This week: Military disasters

The Last Stand at Gundamuck, 1842. By William Barnes Wollen (1898).

It is hard to disagree with the observation, made by the distinguished military historian John Keegan (1934-2012), that ‘all battles are in some degree… disasters’.

But if the brutal nature of warfare means that all such conflicts end in calamity, it should be added (as Keegan himself noted) that not all calamities are created equal.

Among the reasons for defeat in battle are some that could be classed as unavoidable – such as when an army is heavily outnumbered, or when freak weather proves decisive.

As we are reminded this week on The Past, however, it is surprising how often ignorance – in the form of misunderstandings, arrogance and lack of knowledge – can also play a part, especially in those military setbacks which might with hindsight be seen as entirely avoidable.

At the Battle of Crécy in 1346, for instance, French knights were slaughtered in their thousands as a result of their ill-advised failure to take English bowmen seriously. At the Battle of Balaclava in 1854, meanwhile, it was the British light cavalry who paid a heavy price, charging into the so-called ‘Valley of Death’ apparently as the result of a misunderstood order.

In some cases – as with French defeat at the Battle of the Nile in 1798, and with the encirclement of German forces at Stalingrad in January 1943 – deception plays a part. In others – as with Napoleon’s disastrous retreat from Moscow in 1812, and with the Russian and American invasions of Afghanistan in 1979 and 2001 respectively – it is the failure to learn lessons from history that proves fatal.

In the new issue of Military History Matters magazine, Peter Burke, Emeritus Professor of Cultural History at the University of Cambridge, looks at the many ways in which ignorance has affected events on the battlefield down the centuries, and asks: what can we really learn from the study of such failure?

Elsewhere this week, we have also been delving into the archives for more about famous military disasters: we analysed General Custer’s defeat (and Native America’s greatest victory) at the Battle of the Little Bighorn; we put the Charge of the Light Brigade into perspective by examining the whole of the Battle of Balaclava; and we looked at how Afghanistan became the ‘graveyard of armies’ from ancient times to the present day.

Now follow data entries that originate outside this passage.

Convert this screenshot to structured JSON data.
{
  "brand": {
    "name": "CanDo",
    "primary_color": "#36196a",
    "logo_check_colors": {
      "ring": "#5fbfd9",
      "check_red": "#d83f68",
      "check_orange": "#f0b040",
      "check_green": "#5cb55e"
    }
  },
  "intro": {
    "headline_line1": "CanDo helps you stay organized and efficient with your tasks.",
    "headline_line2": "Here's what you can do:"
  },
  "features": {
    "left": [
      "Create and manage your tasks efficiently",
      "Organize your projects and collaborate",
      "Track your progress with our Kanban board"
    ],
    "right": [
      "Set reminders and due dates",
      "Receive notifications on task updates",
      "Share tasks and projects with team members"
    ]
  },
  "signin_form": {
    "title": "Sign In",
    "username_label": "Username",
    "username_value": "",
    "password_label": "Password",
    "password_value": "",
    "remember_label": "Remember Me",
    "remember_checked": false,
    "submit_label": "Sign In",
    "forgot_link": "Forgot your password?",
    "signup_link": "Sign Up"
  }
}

And finally, if all that leaves you hungry for more, don’t forget to have a go at our latest Quiz, which this week is also themed around great military disasters. Good luck, and we hope you enjoy The Past!

The Past is powered by Current Publishing’s unique stable of accessible specialist magazines, each of which is a leader in its field, and by our global network of writers and editors.

Our aim is simple: to create a new essential destination for anyone interested in any aspect of the past – authoritative, easy to read and navigate, beautifully designed and illustrated, and with no annoying adverts, pop-ups and clickbait.

Whether you are an armchair historian, a budding archaeologist or a heritage enthusiast, we hope that you like what you find on The Past – and if you do, we hope very much that you might also consider taking out a subscription. Subscriptions cost £7.99 per month, or £79.99 for the whole year. But early visitors to the website can save £30 – subscribe by the end of January 2023 and pay just £49.99 by entering the code January23 at the checkout.